● **What the task requires**: Extract each line of the data below exactly as written.

Saved data entries

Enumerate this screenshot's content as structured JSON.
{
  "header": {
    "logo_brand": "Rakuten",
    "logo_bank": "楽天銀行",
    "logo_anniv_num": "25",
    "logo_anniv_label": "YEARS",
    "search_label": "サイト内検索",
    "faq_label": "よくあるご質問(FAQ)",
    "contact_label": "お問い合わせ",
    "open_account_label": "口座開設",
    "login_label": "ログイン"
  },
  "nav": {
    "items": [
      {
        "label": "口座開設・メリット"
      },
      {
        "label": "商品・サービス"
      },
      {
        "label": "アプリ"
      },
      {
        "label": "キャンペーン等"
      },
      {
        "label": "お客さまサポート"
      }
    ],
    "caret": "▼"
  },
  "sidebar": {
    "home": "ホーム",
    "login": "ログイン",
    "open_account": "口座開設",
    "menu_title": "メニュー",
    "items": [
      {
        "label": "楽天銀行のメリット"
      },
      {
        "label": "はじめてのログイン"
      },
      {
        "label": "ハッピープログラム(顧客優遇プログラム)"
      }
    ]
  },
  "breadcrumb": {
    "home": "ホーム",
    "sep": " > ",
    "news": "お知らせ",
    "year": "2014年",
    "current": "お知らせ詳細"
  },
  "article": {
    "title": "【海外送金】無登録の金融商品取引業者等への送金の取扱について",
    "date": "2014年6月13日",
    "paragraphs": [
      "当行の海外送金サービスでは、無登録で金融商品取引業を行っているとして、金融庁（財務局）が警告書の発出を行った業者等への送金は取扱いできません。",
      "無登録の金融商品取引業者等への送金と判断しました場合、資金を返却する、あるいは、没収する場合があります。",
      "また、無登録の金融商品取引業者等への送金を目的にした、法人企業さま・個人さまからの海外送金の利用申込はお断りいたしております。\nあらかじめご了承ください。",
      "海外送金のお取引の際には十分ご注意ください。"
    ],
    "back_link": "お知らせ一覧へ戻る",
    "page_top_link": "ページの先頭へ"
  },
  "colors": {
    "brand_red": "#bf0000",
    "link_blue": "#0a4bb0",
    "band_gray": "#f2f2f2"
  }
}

● **Exercise result**:
Enumerate this screenshot's content as structured JSON.
{
  "header": {
    "logo_brand": "Rakuten",
    "logo_bank": "楽天銀行",
    "logo_anniv_num": "25",
    "logo_anniv_label": "YEARS",
    "search_label": "サイト内検索",
    "faq_label": "よくあるご質問(FAQ)",
    "contact_label": "お問い合わせ",
    "open_account_label": "口座開設",
    "login_label": "ログイン"
  },
  "nav": {
    "items": [
      {
        "label": "口座開設・メリット"
      },
      {
        "label": "商品・サービス"
      },
      {
        "label": "アプリ"
      },
      {
        "label": "キャンペーン等"
      },
      {
        "label": "お客さまサポート"
      }
    ],
    "caret": "▼"
  },
  "sidebar": {
    "home": "ホーム",
    "login": "ログイン",
    "open_account": "口座開設",
    "menu_title": "メニュー",
    "items": [
      {
        "label": "楽天銀行のメリット"
      },
      {
        "label": "はじめてのログイン"
      },
      {
        "label": "ハッピープログラム(顧客優遇プログラム)"
      }
    ]
  },
  "breadcrumb": {
    "home": "ホーム",
    "sep": " > ",
    "news": "お知らせ",
    "year": "2014年",
    "current": "お知らせ詳細"
  },
  "article": {
    "title": "【海外送金】無登録の金融商品取引業者等への送金の取扱について",
    "date": "2014年6月13日",
    "paragraphs": [
      "当行の海外送金サービスでは、無登録で金融商品取引業を行っているとして、金融庁（財務局）が警告書の発出を行った業者等への送金は取扱いできません。",
      "無登録の金融商品取引業者等への送金と判断しました場合、資金を返却する、あるいは、没収する場合があります。",
      "また、無登録の金融商品取引業者等への送金を目的にした、法人企業さま・個人さまからの海外送金の利用申込はお断りいたしております。\nあらかじめご了承ください。",
      "海外送金のお取引の際には十分ご注意ください。"
    ],
    "back_link": "お知らせ一覧へ戻る",
    "page_top_link": "ページの先頭へ"
  },
  "colors": {
    "brand_red": "#bf0000",
    "link_blue": "#0a4bb0",
    "band_gray": "#f2f2f2"
  }
}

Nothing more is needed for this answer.